▶ [PROBLEM DETAILS] Go through the records below and report each line with "this" in it.
THE DATA: Begin
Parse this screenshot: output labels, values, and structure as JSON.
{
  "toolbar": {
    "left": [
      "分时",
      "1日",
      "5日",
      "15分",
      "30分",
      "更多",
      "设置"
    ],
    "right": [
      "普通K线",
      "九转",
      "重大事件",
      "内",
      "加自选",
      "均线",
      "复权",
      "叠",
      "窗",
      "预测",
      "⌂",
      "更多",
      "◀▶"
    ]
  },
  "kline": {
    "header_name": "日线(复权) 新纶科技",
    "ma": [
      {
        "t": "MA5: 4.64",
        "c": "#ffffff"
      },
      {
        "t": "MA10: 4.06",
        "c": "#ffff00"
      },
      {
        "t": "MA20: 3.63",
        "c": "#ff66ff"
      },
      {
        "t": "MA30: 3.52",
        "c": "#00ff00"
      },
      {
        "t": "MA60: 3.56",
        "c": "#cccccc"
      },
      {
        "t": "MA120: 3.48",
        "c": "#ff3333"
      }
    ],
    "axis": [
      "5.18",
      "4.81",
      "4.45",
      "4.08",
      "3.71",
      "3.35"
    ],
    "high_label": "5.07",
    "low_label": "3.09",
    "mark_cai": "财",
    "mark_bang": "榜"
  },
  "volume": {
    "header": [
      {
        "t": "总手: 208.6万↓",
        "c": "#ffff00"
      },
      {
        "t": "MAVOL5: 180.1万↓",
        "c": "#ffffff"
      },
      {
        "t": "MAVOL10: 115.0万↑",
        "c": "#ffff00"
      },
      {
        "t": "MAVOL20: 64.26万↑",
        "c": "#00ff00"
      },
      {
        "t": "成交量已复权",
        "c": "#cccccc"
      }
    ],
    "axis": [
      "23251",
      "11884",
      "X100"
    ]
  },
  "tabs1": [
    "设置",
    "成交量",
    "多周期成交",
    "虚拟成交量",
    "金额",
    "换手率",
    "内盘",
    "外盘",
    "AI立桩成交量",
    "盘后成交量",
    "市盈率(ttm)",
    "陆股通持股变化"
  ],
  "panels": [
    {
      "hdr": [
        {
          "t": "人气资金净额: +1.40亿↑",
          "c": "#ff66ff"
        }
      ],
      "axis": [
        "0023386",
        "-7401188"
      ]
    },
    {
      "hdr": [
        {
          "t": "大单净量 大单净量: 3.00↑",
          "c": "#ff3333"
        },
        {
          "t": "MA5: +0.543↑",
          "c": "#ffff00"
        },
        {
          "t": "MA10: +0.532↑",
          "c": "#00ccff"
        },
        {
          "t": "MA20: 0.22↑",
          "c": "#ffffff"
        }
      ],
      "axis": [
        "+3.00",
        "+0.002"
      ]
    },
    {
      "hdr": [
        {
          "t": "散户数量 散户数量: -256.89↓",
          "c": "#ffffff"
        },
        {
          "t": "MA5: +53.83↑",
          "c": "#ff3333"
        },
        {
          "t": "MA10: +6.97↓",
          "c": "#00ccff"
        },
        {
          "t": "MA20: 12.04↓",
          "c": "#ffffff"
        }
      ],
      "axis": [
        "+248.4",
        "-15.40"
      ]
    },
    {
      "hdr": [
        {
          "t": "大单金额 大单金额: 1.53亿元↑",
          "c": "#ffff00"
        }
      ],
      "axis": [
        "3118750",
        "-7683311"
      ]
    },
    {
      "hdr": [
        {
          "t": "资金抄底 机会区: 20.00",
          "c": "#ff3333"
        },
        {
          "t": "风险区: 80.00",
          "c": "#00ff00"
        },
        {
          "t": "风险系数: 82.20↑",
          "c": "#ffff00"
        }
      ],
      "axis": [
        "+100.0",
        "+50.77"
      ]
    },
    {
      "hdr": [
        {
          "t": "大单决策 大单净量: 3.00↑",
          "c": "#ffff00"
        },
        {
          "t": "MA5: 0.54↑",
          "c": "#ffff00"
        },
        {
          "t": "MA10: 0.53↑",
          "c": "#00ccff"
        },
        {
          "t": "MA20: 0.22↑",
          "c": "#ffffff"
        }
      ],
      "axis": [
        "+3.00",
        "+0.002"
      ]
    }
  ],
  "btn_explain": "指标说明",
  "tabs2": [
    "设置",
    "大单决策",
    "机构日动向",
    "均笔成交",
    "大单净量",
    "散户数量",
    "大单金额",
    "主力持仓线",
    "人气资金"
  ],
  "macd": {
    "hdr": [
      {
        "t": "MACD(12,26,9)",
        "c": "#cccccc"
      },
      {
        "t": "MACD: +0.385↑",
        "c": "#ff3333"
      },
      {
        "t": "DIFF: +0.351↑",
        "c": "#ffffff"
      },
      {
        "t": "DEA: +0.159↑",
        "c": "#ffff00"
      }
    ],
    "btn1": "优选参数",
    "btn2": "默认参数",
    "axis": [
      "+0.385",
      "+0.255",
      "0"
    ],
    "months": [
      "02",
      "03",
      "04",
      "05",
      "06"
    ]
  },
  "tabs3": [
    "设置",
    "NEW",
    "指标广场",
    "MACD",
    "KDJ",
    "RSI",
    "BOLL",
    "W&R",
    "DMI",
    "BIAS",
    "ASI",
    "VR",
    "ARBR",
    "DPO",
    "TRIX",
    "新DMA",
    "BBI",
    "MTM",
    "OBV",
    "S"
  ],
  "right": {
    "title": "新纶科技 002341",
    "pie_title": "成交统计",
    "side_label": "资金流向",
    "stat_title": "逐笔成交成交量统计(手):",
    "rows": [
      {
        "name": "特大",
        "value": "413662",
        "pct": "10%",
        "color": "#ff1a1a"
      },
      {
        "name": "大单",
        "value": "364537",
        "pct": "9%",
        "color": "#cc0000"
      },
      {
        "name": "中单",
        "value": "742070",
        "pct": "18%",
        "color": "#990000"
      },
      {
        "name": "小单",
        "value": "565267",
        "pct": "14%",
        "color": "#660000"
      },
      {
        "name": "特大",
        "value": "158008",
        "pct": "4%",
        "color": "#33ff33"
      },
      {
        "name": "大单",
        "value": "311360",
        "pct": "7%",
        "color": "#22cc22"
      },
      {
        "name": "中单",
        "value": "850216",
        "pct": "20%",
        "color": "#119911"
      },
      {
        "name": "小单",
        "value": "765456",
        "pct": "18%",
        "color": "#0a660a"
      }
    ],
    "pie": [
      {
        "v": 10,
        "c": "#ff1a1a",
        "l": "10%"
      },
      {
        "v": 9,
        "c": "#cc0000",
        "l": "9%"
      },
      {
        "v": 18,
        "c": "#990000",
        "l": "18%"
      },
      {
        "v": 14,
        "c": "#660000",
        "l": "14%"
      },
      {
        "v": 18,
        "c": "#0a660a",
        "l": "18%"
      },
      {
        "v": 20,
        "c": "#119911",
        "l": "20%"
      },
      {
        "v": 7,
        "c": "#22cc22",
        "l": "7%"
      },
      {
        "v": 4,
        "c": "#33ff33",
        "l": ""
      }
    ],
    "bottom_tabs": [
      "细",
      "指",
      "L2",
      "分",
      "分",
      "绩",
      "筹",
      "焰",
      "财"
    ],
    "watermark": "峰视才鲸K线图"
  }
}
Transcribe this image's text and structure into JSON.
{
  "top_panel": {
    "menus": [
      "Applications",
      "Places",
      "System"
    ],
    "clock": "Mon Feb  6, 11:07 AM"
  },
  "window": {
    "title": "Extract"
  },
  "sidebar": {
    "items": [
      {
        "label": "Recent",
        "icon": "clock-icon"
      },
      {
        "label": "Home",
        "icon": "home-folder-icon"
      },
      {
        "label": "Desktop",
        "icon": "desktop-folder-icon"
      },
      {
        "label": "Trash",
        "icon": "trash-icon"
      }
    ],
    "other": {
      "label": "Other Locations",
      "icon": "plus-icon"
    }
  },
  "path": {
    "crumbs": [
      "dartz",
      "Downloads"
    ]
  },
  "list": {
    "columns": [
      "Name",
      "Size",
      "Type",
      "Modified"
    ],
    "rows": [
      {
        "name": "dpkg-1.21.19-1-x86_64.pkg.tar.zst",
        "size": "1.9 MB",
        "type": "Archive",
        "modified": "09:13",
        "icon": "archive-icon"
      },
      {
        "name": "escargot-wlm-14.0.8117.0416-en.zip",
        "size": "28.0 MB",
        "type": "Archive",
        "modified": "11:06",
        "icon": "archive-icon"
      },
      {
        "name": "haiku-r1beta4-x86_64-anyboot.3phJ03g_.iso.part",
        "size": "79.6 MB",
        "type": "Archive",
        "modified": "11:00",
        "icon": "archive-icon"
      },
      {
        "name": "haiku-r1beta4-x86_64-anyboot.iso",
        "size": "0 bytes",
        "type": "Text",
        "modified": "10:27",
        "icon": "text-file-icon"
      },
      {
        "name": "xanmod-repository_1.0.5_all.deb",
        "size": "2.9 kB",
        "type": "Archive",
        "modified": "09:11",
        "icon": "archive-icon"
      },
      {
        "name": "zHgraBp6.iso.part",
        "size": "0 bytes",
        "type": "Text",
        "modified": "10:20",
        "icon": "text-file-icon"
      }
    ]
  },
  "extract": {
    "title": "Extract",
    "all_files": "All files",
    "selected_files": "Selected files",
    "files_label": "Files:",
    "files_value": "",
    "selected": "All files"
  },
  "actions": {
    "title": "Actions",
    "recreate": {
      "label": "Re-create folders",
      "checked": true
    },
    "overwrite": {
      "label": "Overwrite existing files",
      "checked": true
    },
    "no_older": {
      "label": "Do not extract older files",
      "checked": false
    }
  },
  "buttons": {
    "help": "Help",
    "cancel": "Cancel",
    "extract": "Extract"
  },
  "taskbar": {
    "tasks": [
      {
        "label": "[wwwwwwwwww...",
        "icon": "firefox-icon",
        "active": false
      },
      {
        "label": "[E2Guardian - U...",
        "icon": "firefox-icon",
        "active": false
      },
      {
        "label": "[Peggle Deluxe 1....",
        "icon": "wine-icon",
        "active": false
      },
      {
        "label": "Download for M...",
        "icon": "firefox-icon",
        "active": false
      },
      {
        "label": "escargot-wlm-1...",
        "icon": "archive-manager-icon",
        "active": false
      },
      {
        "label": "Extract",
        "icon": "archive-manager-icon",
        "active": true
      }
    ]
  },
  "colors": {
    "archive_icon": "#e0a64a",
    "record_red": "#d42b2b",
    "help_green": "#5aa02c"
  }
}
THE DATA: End
▶ [YOUR RESPONSE]
Parse this screenshot: output labels, values, and structure as JSON.
Transcribe this image's text and structure into JSON.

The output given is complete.